The 17-year-old high school student, whose GPA is 2.0, really wants an abortion.

A Florida circuit judge tried to block a 17-year-old high school student from getting an abortion because, in part, the judge thought her GPA was too low. 

The 17-year-old, known as “Jane Doe” in court papers, successfully appealed the circuit judge’s ruling this week. In a 2-1 ruling in the Florida Second District Court of Appeal, the panel of judges found that Doe was mature enough to earn what’s known as a “judicial bypass,” an arduous legal process that lets minors get abortions without involving their parents.

In his original ruling, Hillsborough County Circuit Court Judge Jared E. Smith focused on the fact that Doe had originally said she made “B” grades, but her current GPA is 2.0. 

“Clearly, a ‘B’ average would not equate to a 2.0 GPA,” Smith wrote. Doe’s “testimony evinces either a lack of intelligence or credibility, either of which weigh against a finding of maturity pursuant to the statute.”

But a ruling written by Judge Darryl Casanueva and joined by Judge Susan Rothstein-Youakim pointed out that if Doe is making “Bs,” then her current GPA may not reflect her newer grades. And, in any case, “we observe a ‘C’ average demonstrates average intelligence for a high school student,” Casanueva wrote. “The evidence certainly did not show that her overall intelligence was ‘less than average.’”

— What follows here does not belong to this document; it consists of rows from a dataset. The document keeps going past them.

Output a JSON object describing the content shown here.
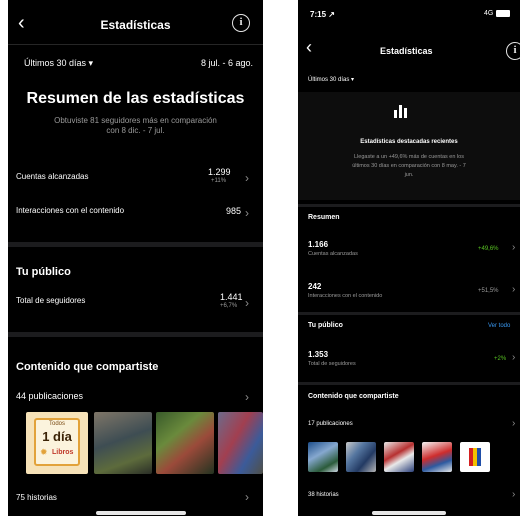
{
  "left": {
    "header": {
      "title": "Estadísticas"
    },
    "range": {
      "label": "Últimos 30 días ▾",
      "dates": "8 jul. - 6 ago."
    },
    "summary": {
      "title": "Resumen de las estadísticas",
      "subtitle_line1": "Obtuviste 81 seguidores más en comparación",
      "subtitle_line2": "con 8 dic. - 7 jul."
    },
    "metrics": [
      {
        "label": "Cuentas alcanzadas",
        "value": "1.299",
        "delta": "+11%"
      },
      {
        "label": "Interacciones con el contenido",
        "value": "985",
        "delta": ""
      }
    ],
    "audience": {
      "title": "Tu público",
      "label": "Total de seguidores",
      "value": "1.441",
      "delta": "+6,7%"
    },
    "content": {
      "title": "Contenido que compartiste",
      "posts": "44 publicaciones",
      "stories": "75 historias",
      "thumb1_line1": "Todos",
      "thumb1_line2": "1 día",
      "thumb1_line3": "Libros"
    }
  },
  "right": {
    "status": {
      "time": "7:15 ↗",
      "signal": "4G"
    },
    "header": {
      "title": "Estadísticas"
    },
    "range": {
      "label": "Últimos 30 días ▾"
    },
    "highlight": {
      "title": "Estadísticas destacadas recientes",
      "line1": "Llegaste a un +49,6% más de cuentas en los",
      "line2": "últimos 30 días en comparación con 8 may. - 7",
      "line3": "jun."
    },
    "resumen": {
      "title": "Resumen",
      "rows": [
        {
          "value": "1.166",
          "label": "Cuentas alcanzadas",
          "delta": "+49,6%"
        },
        {
          "value": "242",
          "label": "Interacciones con el contenido",
          "delta": "+51,5%"
        }
      ]
    },
    "audience": {
      "title": "Tu público",
      "link": "Ver todo",
      "value": "1.353",
      "label": "Total de seguidores",
      "delta": "+2%"
    },
    "content": {
      "title": "Contenido que compartiste",
      "posts": "17 publicaciones",
      "stories": "38 historias"
    }
  },
  "colors": {
    "background": "#000000",
    "accent_blue": "#3897f0",
    "positive_green": "#58c322",
    "divider": "#1c1c1e"
  }
}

The appeals court ruling also demolishes some of Smith’s other arguments that Doe shouldn’t get an abortion. While Smith used the fact that Doe doesn’t care for any younger family members to evaluate her emotional stability, Casanueva pointed out that Doe doesn’t have younger siblings. And while Smith said that Doe “has never had any financial responsibilities, even so much as paying her own cellphone bills,” Casanueva stressed that Doe works upwards of 20 hours a week, has $1,600 in savings and two credit cards, and pays for practically everything but the cellphone bills.  

Doe’s “testimony demonstrates that she possesses an ability to assess the consequences of her choice and the risk it entails,” Casanueva wrote in the 22-page ruling.

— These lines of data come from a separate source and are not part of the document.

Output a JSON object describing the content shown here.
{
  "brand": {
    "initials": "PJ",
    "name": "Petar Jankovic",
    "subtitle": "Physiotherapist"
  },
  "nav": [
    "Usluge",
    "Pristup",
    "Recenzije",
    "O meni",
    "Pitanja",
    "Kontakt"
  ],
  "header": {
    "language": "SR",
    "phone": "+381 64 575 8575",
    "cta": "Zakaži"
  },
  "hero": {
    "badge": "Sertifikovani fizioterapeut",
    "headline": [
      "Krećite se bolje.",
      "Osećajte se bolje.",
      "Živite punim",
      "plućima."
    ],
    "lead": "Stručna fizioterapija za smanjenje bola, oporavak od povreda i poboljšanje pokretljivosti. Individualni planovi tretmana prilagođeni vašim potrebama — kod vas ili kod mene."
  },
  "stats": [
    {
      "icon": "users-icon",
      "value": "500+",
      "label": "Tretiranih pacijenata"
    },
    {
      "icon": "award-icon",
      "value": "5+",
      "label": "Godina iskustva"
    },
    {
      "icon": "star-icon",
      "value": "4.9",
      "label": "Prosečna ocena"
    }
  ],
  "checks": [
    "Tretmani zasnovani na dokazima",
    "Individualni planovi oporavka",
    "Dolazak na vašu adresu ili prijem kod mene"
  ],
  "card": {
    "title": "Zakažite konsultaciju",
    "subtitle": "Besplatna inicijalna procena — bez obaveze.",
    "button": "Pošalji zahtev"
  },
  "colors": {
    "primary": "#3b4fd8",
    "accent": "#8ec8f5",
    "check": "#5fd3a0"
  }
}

Thirty-eight states, including Florida, require that parents be notified if a minor wants to get an abortion, according to the Guttmacher Institute, which tracks abortion restrictions. (Technically, Florida also requires that parents consent to the procedure.) Most of those states have also set up judicial bypass systems. 

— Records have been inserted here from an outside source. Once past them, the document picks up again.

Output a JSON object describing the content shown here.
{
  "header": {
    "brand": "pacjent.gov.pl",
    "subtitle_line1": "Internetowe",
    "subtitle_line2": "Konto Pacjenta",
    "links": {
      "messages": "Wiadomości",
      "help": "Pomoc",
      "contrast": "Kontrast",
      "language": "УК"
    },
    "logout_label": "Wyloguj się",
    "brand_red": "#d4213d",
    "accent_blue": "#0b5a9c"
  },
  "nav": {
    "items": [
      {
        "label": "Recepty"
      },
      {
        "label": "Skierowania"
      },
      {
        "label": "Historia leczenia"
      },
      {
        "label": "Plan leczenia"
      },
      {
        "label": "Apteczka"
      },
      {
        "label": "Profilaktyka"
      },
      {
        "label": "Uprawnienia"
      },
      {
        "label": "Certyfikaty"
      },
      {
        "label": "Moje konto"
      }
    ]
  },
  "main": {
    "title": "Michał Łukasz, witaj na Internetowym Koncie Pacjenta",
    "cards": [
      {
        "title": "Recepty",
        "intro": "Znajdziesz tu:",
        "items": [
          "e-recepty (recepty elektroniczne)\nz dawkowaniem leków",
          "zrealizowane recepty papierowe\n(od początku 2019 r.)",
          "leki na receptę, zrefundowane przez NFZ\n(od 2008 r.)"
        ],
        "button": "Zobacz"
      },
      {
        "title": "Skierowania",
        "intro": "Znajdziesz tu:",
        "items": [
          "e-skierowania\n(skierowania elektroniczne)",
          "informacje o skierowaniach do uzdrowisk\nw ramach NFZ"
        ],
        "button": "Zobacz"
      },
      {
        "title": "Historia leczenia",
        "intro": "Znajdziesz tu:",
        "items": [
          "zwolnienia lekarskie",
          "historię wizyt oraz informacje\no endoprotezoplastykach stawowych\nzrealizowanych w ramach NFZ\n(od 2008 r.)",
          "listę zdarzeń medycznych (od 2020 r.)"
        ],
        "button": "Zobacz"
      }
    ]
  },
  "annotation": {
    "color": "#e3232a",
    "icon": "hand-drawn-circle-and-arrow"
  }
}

The exact criteria for obtaining a judicial bypass varies state by state, but it’s clear that judges have had enormous leeway in denying minors abortions. In a review of 40 judicial bypasses cases, Mother Jones found that a host of denials for what the outlet called “arbitrary, absurd, or personal reasons”—such as three judges who denied petitions because, in getting pregnant by accident, the minors had demonstrated that they were too immature to get an abortion. 

In one headline-making 2013 case, a Nebraska judge ruled that a girl in foster care shouldn’t get an abortion because she was financially dependent on her parents. 

“It’s OK for her to relinquish her child for adoption,” the minor’s attorney, Catherine Mahern, told ABC News at the time. “She doesn’t need a court to determine the underlying psychological impact or emotional impact of giving up a child, which I think is significant.”

In the Florida case this week, Doe said she wanted an abortion because “she is not yet financially stable and that she wants to be able to be on her own first,” per Casanueva’s ruling. Doe ultimately wants to go into the military, then go to college and become a nurse. Although Doe’s boyfriend and his mother support her decision to end the pregnancy, Doe said that her parents would try to convince her to continue it if they found out about it. 

Judge John Stargel was the only member of the appeals court panel to dissent from the ruling to let Doe get an abortion. 

“The majority discounts most of the trial court’s concerns regarding Doe’s credibility and demeanor as a witness, overall intelligence, emotional development and stability, and ability to accept responsibility,” Stargel wrote. “The trial court is in a unique position to determine the credibility and demeanor of the witness.”

Stargel, who also drew attention to the fact that Doe had made some misspellings and grammatical errors in her petition, is married to Florida state Sen. Kelli Stargel, who has introduced a bill to ban almost all abortions after 15 weeks of pregnancy. 

In an email to the Ledger, the state senator went after critics who drew attention to the pair’s connection.

“From what I have seen, the social media-driven rage over my husband’s dissent is rife with pro-abortion rhetoric, yet so short on actual facts, I really have to question whether they actually read anything about the case,” Stargel wrote.

Source: https://www.vice.com/en/article/akv7xg/judge-abortion-gpa